- German Civil Code § 311, accessed 15 July 2017
- See: Harvey McGregor's Contract Code
- e.g. P.S. Atiyah, 'Consideration: A Restatement' in Essays on Contract (1986) p.195, Oxford University Press
- Central London Property Trust Ltd. v. High Trees House Ltd.  KB 130
- For a detailed and authoritative account of this process, see A. W. B. Simpson, A History of the Common Law of Contract: The Rise of the Action of Assumpsit, (Oxford University Press: Oxford, 1975).
- Austotel v Franklins (1989) 16 NSWLR 582
- Waltons Stores (Interstate) Ltd v Maher  HCA 7, (1988) 164 CLR 387, High Court (Australia).
- Thomas v Thomas (1842)

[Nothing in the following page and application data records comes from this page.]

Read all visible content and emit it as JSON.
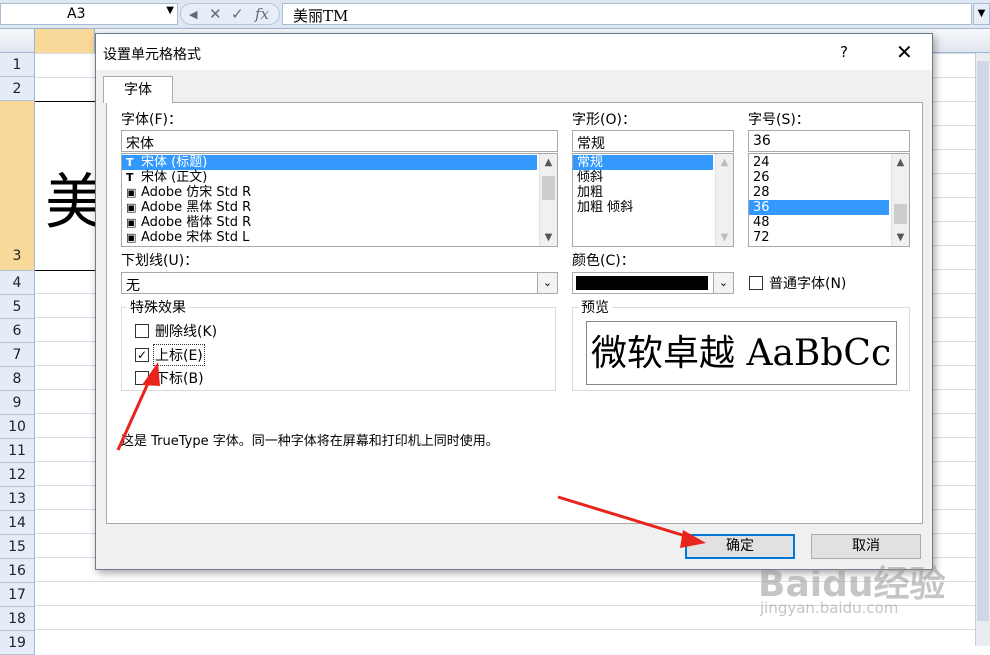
{
  "excel": {
    "name_box": "A3",
    "formula_content": "美丽TM",
    "rows": [
      "1",
      "2",
      "3",
      "4",
      "5",
      "6",
      "7",
      "8",
      "9",
      "10",
      "11",
      "12",
      "13",
      "14",
      "15",
      "16",
      "17",
      "18",
      "19"
    ],
    "cell_a3_text": "美"
  },
  "dialog": {
    "title": "设置单元格格式",
    "help": "?",
    "close": "✕",
    "tab": "字体",
    "font_label": "字体(F)：",
    "font_value": "宋体",
    "font_list": [
      {
        "icon": "T",
        "label": "宋体 (标题)",
        "selected": true
      },
      {
        "icon": "T",
        "label": "宋体 (正文)",
        "selected": false
      },
      {
        "icon": "▣",
        "label": "Adobe 仿宋 Std R",
        "selected": false
      },
      {
        "icon": "▣",
        "label": "Adobe 黑体 Std R",
        "selected": false
      },
      {
        "icon": "▣",
        "label": "Adobe 楷体 Std R",
        "selected": false
      },
      {
        "icon": "▣",
        "label": "Adobe 宋体 Std L",
        "selected": false
      }
    ],
    "style_label": "字形(O)：",
    "style_value": "常规",
    "style_list": [
      {
        "label": "常规",
        "selected": true
      },
      {
        "label": "倾斜",
        "selected": false
      },
      {
        "label": "加粗",
        "selected": false
      },
      {
        "label": "加粗 倾斜",
        "selected": false
      }
    ],
    "size_label": "字号(S)：",
    "size_value": "36",
    "size_list": [
      {
        "label": "24",
        "selected": false
      },
      {
        "label": "26",
        "selected": false
      },
      {
        "label": "28",
        "selected": false
      },
      {
        "label": "36",
        "selected": true
      },
      {
        "label": "48",
        "selected": false
      },
      {
        "label": "72",
        "selected": false
      }
    ],
    "underline_label": "下划线(U)：",
    "underline_value": "无",
    "color_label": "颜色(C)：",
    "color_value": "#000000",
    "normal_font_label": "普通字体(N)",
    "effects_title": "特殊效果",
    "strikethrough_label": "删除线(K)",
    "superscript_label": "上标(E)",
    "subscript_label": "下标(B)",
    "strikethrough_checked": false,
    "superscript_checked": true,
    "subscript_checked": false,
    "preview_title": "预览",
    "preview_text": "微软卓越  AaBbCc",
    "info_text": "这是 TrueType 字体。同一种字体将在屏幕和打印机上同时使用。",
    "ok_label": "确定",
    "cancel_label": "取消"
  },
  "watermark": {
    "line1": "Baidu经验",
    "line2": "jingyan.baidu.com"
  },
  "annotation_color": "#e8241c"
}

- Australian Woollen Mills Pty Ltd v The Commonwealth  HCA 20, (1954) 92 CLR 424, High Court (Australia).
- "Supreme Court of Texas (1464-EIGHT, LTD. & MILLIS MANAGEMENT CORP, v. GAIL ANN JOPPICH See section III)". Archived from the original on 2013-06-16. Retrieved 2012-06-15.
- Andrew Hennessey v Architectus Group Holdings Pty Ltd  NSWSC 1390, Supreme Court (NSW, Australia)
- Stilk v Myrick  EWHC J58 (KB), (1809) 170 ER 1168.
- Wigan v Edwards (1973) 1 ALR 497.
- Hamer v Sidway |parallelcite=(1891) 124 NY 538
- see Roscorla v Thomas  EWHC J74, (1842) 114 ER 496.
- Chappell & Co Ltd v. Nestle Co Ltd  2 All ER 701 in which the wrappers from three chocolate bars was held to be part of the consideration for the sale and purchase of a musical recording.
- Uniform Principles of International Commercial Contracts, 2016
- e.g. P.S. Atiyah, 'Consideration: A Restatement' in Essays on Contract (1986) p.195, Oxford University Press
- Central London Property Trust Ltd v High Trees House Ltd  EWCA Civ 1329,  KB 130, Court of Appeal (England and Wales).